** WORK TO COMPLETE **
Report each line from the records where the string "JSON" turns up.

--- RECORDS SUPPLIED ---

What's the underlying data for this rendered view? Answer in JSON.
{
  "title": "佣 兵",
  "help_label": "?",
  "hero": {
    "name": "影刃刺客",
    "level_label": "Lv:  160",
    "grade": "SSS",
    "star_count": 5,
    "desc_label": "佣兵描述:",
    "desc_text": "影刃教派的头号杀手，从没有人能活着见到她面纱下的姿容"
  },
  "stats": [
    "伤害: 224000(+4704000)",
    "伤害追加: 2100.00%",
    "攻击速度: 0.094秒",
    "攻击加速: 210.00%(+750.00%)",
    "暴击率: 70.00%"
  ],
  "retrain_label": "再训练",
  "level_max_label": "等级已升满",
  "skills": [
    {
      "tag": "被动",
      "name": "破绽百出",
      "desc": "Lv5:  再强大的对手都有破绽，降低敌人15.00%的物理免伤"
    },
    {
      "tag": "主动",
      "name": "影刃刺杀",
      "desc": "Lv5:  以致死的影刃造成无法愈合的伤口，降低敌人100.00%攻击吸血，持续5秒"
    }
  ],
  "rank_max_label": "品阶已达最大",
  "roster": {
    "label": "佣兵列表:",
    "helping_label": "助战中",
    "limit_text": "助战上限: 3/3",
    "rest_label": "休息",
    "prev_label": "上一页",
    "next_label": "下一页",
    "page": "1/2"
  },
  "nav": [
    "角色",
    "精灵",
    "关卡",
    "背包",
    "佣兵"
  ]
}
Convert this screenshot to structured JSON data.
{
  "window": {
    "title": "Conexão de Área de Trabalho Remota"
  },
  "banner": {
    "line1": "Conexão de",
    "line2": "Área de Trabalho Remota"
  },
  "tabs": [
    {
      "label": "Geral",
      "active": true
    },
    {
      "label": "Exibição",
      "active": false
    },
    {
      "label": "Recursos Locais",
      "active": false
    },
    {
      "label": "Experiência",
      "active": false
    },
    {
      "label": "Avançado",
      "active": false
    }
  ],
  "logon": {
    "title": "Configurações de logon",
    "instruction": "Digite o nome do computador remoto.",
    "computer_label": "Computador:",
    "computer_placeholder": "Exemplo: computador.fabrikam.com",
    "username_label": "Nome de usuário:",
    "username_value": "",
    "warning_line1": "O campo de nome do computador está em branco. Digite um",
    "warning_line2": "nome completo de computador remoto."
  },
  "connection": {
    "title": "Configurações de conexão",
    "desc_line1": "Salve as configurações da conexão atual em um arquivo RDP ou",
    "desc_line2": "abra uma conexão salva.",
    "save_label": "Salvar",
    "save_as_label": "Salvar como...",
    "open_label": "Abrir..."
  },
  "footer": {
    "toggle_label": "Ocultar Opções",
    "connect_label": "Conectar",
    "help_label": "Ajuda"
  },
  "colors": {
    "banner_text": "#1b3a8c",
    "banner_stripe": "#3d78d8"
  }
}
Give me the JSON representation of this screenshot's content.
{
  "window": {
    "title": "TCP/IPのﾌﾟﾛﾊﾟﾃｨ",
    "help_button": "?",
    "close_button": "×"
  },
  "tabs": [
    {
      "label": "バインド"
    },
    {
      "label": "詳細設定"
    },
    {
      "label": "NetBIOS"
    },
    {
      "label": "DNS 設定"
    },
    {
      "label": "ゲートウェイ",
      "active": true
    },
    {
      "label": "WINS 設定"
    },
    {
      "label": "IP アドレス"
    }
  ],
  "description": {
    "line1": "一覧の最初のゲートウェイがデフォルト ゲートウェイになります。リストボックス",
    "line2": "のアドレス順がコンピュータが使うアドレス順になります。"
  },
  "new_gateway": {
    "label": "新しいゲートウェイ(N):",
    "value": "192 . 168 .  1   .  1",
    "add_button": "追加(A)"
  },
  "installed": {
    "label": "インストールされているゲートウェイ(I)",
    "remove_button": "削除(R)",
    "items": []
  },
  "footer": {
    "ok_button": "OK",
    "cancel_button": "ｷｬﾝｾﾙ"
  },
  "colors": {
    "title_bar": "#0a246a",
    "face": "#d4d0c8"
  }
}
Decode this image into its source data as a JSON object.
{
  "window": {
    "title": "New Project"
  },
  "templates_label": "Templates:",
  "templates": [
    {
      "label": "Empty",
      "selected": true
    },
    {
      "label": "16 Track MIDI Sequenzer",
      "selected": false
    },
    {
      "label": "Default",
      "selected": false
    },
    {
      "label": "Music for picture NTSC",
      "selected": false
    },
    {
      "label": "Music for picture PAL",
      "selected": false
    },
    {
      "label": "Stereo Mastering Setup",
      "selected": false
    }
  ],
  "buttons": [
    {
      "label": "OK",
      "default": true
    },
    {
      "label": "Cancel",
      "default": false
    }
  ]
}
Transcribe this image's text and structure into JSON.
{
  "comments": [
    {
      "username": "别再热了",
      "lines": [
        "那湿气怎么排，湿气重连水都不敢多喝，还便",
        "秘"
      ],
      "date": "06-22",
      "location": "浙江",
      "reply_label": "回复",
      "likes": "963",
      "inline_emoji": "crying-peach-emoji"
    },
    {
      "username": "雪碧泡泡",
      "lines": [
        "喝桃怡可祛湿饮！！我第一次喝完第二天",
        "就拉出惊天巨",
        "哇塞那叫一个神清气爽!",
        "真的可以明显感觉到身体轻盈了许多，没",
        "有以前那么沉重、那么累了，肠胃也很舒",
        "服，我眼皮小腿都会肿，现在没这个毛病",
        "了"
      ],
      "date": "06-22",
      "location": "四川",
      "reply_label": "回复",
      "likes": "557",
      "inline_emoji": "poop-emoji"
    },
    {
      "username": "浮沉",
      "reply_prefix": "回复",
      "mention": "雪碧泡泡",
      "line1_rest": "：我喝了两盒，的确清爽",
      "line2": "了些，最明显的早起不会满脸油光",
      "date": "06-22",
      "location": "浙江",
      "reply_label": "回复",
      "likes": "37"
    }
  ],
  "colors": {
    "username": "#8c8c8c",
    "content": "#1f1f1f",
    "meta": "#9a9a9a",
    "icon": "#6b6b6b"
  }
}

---

** SOLUTION TO THIS TASK **
What's the underlying data for this rendered view? Answer in JSON.
Convert this screenshot to structured JSON data.
Give me the JSON representation of this screenshot's content.
Decode this image into its source data as a JSON object.
Transcribe this image's text and structure into JSON.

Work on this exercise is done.